Ken Connor

Popular culture is blindly embracing science and ignoring legitimate moral concerns. Human dignity is steadily being eroded in the pursuit of the "advancement of science" and the quest for "cures." Increasingly, we are losing our common understanding of what it means to be a human being, and the idea that human beings are something "special" is rapidly becoming an antiquated notion.

Science is unquestionably a worthwhile pursuit, but many have come to view science as an end unto itself. The unbridled pursuit of science and technology is glorified, and any who suggest constraining science within limits of morality or propriety are condemned. Raising the simple question of whether something should be done is considered taboo. Radical science advocates are only interested in whether something can be done. Central to the "science without limits" view is the notion that man is merely an animal, the product of random chance. God is removed from the creation equation and the notion of moral truth is abandoned. Notions of right and wrong are relegated to the spheres of theology and philosophy and do not constrain the consciences or actions of radical scientists.

The latest example of the results of radical science is the blending of human DNA and animal cells in Britain. There scientists extracted the DNA from a human embryonic cell and injected it into a "emptied" cow egg. This process, it is argued, produces a 99.9% human embryo from which scientists can harvest stem cells for further research and analysis. A group at Newcastle University led by Lyle Armstrong produced one such "cybrid" embryo (cytoplasmic hybrid) on April 1. It lived three days and grew to 32 cells. The ultimate goal is to extend a cybrid's life cycle to six days, at which time stem cells can be removed.

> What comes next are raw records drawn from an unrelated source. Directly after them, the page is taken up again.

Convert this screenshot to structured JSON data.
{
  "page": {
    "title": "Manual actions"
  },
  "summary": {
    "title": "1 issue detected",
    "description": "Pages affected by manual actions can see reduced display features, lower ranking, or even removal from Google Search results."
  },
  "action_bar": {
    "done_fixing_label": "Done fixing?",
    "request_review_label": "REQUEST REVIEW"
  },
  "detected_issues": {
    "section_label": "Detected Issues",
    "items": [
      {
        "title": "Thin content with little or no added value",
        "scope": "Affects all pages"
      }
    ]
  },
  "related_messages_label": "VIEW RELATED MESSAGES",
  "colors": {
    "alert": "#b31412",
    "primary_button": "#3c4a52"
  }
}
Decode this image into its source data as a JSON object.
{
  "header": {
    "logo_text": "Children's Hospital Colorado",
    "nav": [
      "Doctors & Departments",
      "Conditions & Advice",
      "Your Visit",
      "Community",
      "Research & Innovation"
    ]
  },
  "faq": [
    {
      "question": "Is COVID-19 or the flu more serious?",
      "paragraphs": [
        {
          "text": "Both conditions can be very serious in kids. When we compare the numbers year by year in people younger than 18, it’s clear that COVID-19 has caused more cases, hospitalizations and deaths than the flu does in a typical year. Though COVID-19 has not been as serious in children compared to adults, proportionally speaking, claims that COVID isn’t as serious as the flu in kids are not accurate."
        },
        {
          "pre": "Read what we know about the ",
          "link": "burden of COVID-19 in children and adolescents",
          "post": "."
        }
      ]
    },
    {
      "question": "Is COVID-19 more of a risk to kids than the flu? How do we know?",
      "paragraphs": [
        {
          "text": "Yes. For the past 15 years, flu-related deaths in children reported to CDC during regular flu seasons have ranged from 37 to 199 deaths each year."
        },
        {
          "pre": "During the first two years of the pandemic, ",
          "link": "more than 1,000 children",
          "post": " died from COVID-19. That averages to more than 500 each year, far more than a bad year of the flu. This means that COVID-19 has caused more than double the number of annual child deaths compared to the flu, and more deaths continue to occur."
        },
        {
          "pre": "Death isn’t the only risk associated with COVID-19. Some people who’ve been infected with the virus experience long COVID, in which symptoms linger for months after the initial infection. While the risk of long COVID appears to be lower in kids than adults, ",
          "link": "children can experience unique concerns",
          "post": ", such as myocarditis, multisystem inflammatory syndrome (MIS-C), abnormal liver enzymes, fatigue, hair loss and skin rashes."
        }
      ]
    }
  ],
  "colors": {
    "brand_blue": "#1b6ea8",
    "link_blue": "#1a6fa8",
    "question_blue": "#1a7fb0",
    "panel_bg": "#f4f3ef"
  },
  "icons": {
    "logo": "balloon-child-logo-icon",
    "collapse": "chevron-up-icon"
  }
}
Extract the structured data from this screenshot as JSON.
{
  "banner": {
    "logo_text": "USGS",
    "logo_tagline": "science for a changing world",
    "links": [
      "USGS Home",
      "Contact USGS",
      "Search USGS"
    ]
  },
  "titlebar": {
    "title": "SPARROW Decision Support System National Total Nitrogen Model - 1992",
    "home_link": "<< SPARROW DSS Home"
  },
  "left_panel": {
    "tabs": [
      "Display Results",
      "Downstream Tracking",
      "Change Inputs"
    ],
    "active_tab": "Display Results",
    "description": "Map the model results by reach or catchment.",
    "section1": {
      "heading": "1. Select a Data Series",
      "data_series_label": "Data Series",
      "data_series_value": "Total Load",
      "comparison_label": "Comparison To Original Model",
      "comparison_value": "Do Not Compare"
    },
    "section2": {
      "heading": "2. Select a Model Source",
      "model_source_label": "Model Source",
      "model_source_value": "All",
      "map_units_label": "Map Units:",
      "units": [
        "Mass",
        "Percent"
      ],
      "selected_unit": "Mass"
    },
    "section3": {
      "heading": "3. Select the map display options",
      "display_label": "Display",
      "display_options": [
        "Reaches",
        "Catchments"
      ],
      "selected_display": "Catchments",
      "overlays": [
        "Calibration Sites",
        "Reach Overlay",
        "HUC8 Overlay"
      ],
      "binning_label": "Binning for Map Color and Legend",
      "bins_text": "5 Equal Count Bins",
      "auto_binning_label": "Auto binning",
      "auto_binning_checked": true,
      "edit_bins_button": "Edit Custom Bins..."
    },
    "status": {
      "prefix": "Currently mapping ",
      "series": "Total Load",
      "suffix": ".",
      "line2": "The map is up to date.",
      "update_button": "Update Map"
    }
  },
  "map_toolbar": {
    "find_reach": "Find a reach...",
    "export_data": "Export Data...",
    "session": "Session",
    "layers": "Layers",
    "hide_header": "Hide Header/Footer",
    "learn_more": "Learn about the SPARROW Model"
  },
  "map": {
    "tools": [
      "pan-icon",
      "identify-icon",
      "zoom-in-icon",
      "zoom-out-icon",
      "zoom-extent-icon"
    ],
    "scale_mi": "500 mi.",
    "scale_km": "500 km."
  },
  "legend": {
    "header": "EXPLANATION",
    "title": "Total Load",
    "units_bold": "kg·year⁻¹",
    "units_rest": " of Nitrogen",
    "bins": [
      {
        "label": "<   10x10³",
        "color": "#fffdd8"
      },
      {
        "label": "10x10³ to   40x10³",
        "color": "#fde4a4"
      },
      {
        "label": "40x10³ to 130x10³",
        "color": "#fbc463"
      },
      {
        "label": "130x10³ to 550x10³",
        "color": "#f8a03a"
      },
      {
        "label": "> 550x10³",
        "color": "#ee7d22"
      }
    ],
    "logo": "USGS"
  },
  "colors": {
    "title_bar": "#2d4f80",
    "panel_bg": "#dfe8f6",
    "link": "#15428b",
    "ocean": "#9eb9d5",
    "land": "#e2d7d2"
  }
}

Current British law makes it illegal to allow these cybrids to live longer than 14 days or to implant them into a human womb. The use of animal eggs is justified by the shortage of human eggs and the danger to women in harvesting them. The process is authorized upon receipt of a license from the Human Fertilisation and Embryology Authority.

The creation of cybrids by the scientific community represents a frontal assault on human dignity. The mixing of human and animal cells for the purpose of creating a 99.9% person is a grave violation of the natural order and strikes at the heart of what it means to be a human being. If the practice is allowed to persist, the percentages will inevitably change based on the utility of the various combinations of humans and animals. The average person recoils at such a practice, but not the radical scientists.

Scientists working in embryology have long clamored for the complete freedom to create, manipulate and destroy embryos as they see fit. On top of this clamor, they demand a blank check from the government in pursuit of this research and are indignant at any restrictions. The British government recently considered a ban on the creation of cybrids, but quickly "retreated after a revolt by scientists."

The scientists hold out the promise of "cures" for diseases and disabilities in order to circumvent ethical concerns. These supposed future cures are the carrots with which the scientific community is manipulating the politicians.

Sadly, the truth about these ghoulish practices is usually buried under complex scientific verbiage and ambiguous promises. Professor Neil Scolding of Bristol University, a Catholic researcher into stem cells, stated that the practical prospect of human and animal DNA working in harmony and producing a useful organism is "a big ask".

Professor Scolding also refers to the new, more successful developments in adult stem cell research as an approach which could hold great cures while also avoiding the ethical problems of "cybrids" and embryonic stem cell research. He comments that these promising adult stem cell developments make it "all the more inexplicable why a small minority of UK stem cell scientists wants to pursue the extraordinarily complex and frankly speculative hybrid approach."

Unfortunately, the British Commons has completely acquiesced to the limitless pursuit of embryological science. Instead of seeking to ban this practice, they have proposed a "Human Fertilisation and Embryology Bill" which would give an official stamp of approval on the manufacture of cybrids.

Cardinal Keith O'Brien, Archbishop of St. Andrews and Edinburgh, responded effectively to the idea that morality and restraint should be sacrificed on the altar of "cures". He said, "It is worth remembering that France, Germany, Italy, Canada and Australia have all banned the grotesque procedures we seek to legalise. Could it be that the citizens and politicians of those countries care nothing for the chronically ill among them? Perhaps they don't want to develop cures for therapies; perhaps they are simply anti-scientific luddites! Or could it be that we are wrong and these democracies see no reason to attack the sanctity and dignity of human life when many alternatives exist?"

The Cardinal is right to sound the alarm. Human dignity will be lost completely if mankind does not act to create ethical boundaries for scientific investigation. Respect for human life must be the pole star that guides science and technology. The foundation of human dignity is that human beings are created in the image of God. If we lose sight of that fact, all humanity will suffer and radical science will become one of the chief instruments that produces that suffering.


Ken Connor

Ken Connor is Chairman of the Center for a Just Society in Washington, DC.